NYLC is pleased to announce the addition of three NYLC staff; professional development fellow Amelia Harman, research fellow Joe Schantz, and Youth Initiatives fellow Justin VerMeer. All three staff will serve one-year terms to support the expansion of the organization’s programs and initiatives and build organizational capacity.
Justin VerMeer, a recent graduate of Gustavus Adolphus College with a bachelor of arts in biology, joins NYLC as the Youth Initiatives fellow. In this capacity, Justin provides support to NYLC’s Youth Advisory Council, facilitates youth trainings, and will coordinate the 2012 National Youth Leadership Training.
In college, Justin became interested in service-learning because of the inherent sustainability it brings to community building and the empowerment it lends to the youth who engage in it.
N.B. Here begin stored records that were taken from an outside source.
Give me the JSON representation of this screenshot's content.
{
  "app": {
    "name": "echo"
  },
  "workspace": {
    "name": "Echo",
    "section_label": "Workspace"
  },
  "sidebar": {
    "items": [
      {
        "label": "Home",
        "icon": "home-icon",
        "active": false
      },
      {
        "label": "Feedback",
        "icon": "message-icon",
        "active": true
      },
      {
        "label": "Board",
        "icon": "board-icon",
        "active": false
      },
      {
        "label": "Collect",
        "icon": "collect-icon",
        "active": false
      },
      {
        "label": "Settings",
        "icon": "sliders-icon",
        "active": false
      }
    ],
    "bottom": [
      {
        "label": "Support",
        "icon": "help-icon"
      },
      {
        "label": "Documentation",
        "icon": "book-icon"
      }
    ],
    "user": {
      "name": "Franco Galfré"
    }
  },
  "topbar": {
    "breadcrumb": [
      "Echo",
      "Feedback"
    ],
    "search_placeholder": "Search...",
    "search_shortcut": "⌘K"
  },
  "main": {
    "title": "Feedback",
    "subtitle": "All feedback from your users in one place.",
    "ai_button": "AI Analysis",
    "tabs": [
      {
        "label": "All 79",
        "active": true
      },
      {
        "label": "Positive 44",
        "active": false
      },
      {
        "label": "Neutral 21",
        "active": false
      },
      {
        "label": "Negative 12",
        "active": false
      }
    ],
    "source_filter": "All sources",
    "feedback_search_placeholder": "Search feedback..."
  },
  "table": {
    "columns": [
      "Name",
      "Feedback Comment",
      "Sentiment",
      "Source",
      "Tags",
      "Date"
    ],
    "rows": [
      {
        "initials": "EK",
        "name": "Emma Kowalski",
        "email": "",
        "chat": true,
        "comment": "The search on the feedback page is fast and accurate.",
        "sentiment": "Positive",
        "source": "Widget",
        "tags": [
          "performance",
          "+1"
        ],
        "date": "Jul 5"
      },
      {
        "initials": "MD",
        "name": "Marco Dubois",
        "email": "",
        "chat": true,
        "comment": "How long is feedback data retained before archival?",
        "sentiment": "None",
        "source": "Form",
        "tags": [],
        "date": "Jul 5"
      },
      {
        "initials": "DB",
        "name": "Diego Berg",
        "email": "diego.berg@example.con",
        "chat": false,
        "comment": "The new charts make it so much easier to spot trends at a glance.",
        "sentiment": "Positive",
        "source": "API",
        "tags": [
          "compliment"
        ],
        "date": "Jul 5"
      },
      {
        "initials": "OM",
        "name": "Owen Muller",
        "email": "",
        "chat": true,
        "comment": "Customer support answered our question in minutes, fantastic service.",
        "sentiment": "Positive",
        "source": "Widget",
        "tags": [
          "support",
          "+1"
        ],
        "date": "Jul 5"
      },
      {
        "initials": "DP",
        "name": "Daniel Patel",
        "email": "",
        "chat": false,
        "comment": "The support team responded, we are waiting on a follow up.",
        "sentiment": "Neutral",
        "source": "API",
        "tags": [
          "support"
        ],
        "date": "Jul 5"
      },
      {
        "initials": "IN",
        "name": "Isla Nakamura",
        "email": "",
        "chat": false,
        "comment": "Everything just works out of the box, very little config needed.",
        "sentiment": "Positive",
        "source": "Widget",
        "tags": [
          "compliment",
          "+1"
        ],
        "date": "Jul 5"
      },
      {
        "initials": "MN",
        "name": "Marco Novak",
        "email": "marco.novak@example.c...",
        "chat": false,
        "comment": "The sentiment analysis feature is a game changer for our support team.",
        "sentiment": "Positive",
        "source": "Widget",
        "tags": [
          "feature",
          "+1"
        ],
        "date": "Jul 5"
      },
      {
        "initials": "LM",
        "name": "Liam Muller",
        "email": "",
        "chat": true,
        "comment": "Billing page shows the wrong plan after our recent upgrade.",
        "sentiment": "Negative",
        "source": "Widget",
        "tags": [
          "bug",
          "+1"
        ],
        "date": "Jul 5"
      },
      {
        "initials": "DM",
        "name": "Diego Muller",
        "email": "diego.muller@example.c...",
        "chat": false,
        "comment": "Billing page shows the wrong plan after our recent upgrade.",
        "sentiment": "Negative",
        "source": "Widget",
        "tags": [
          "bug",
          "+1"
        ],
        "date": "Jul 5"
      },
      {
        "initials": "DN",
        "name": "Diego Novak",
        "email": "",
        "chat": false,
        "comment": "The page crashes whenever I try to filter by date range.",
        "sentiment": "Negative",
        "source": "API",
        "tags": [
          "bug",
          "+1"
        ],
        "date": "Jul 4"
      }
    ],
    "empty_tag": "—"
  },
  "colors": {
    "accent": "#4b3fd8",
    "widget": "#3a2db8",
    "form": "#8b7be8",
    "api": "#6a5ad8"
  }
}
“I am looking forward to working with and learning from the talented folks here at the NYLC and the youth from across the nation who all bring diverse perspectives and interests to our common desire to improve the world,” says Justin.
To learn more about Justin, read his staff bio.
Amelia Harman is a recent graduate, holding a bachelor of arts in English and creative writing from Bates College, and joins NYLC as the professional development fellow. Amelia supports programs in various capacities, including the development of trainings and resources.
Her first experience with service-learning was as an intern at The Community School, a service-oriented school for at-risk high school students where contributing to the upkeep of the residential school building and preparing community meals was a graduation requirement for the students. At NYLC, she is most excited to keep her passion alive through the organization’s programs and by making connections with people who share her values.
To learn more about Amelia, read her staff bio.
Joseph Schantz is a recent graduate of St. Olaf College with a degree in sociology and anthropology and is thrilled to by joining the NYLC staff as the research fellow. In this role, Joe will assist in analyzing service-learning research and evaluation, and conducting data collection and program evaluation. In addition to service-learning, Joe’s other research interests include educational attainment and the achievement gap, and issues in rural education.
Joe was initially drawn to service-learning by its potential to complement the liberal arts curriculum and give students like him the opportunity to not only contribute to society in a meaningful way, but also explore vocational interests and skills.
“In some ways I wish I would have learned about NYLC when I was in high school and uncertain of my leadership capacity and altogether dissatisfied with the outcomes of my education,” Joe says. “I think NYLC has the potential to help young people discover their own agency, and see that positively represented in their communities. I’m thrilled to be a part of that process.”
To learn more about Joe, read his staff bio.